For the last decade, Indian unicorns have been growing at breakneck speed. Now some are moving in reverse.
Ola is trimming its staff size by 5-8 percent, which which impact 350 jobs, ET has reported. Further, a group of employees will also be asked to move into adjacent businesses, including Ola Electric and Ola Financial Services. Ola currently has a staff of 4,500 people.
“As a business, we need to exercise sharper focus on metrics like revenue, growth, and profitability. We also need to refresh the way we run our daily operations – processes, people, productivity.

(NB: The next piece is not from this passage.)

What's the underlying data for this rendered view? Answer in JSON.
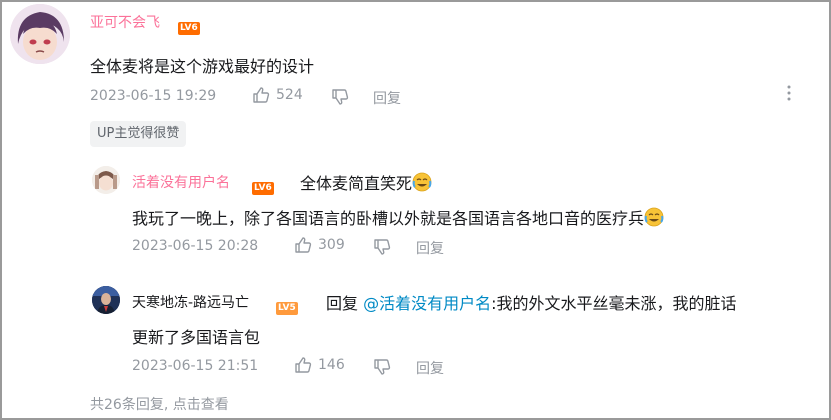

Hence, a redesign of our organization and processes is the need of the hour,” Harish Abhichandani, Ola Group chief financial officer said in an email to employees. “To enable our rapid growth, we have continued to evolve every aspect of our operational philosophy at periodic intervals,” Ola said in a statement. “With a view to become more nimble and have a sharper focus on growth and profitability, we are redesigning the organization to build a structure that strengthens and leverages our local and global scale and enables faster decision making across all of Ola’s group companies,” it added.
Ola does appear to be tightening its purse strings — even as its revenue rose 16 percent to Rs. 2,155 crore in FY19, it trimmed its losses by more than half to Rs. 1,158 crore. Uber, on the other hand, had lost Rs. 3,800 crore last year.
Even as Uber and Ola have been involved in a bruising battle to control India’s mobility space for the last several years, they both appear to be stepping back on the aggression, and paying more attention to the bottom line. Just last month, Uber had laid off 350 people worldwide, and just under 10 percent of those were based in India. Uber also appears to be growing uncomfortable with its Uber Eats business in India, whose losses were impacting its overall bottom line, and is rumoured to be in talks with both Zomato and Swiggy to sell it off.
Ola, apart from its latest layoffs, has also shut down Foodpanda as a food aggregator, which it had acquired in late 2017, and is instead trying to build its own cloud kitchen brands. Both Uber and Ola have also slowed down their offers and promotions for their rides.
While the two companies are trying to rationalize operations, there might be other challenges looming on the horizon. The Indian government appears to be planning to cap the fee that ride hailing companies make from rides to 10 percent, which is half of the 20 percent fee that both companies charge at the moment. There are also indications that government could lay down rules on surge pricing, and could only allow 10 percent of rides to be at surge prices, and the surge price could be limited to twice the base fare. Both these measures would likely hit Uber’s and Ola’s revenues significantly, which could put additional stress on their balance sheets. And with Softbank, which is a major investor in both companies, chastened after its WeWork debacle, both Uber and Ola seem to be putting aside their hostilities aside at the moment, and bunkering down for the tough times ahead.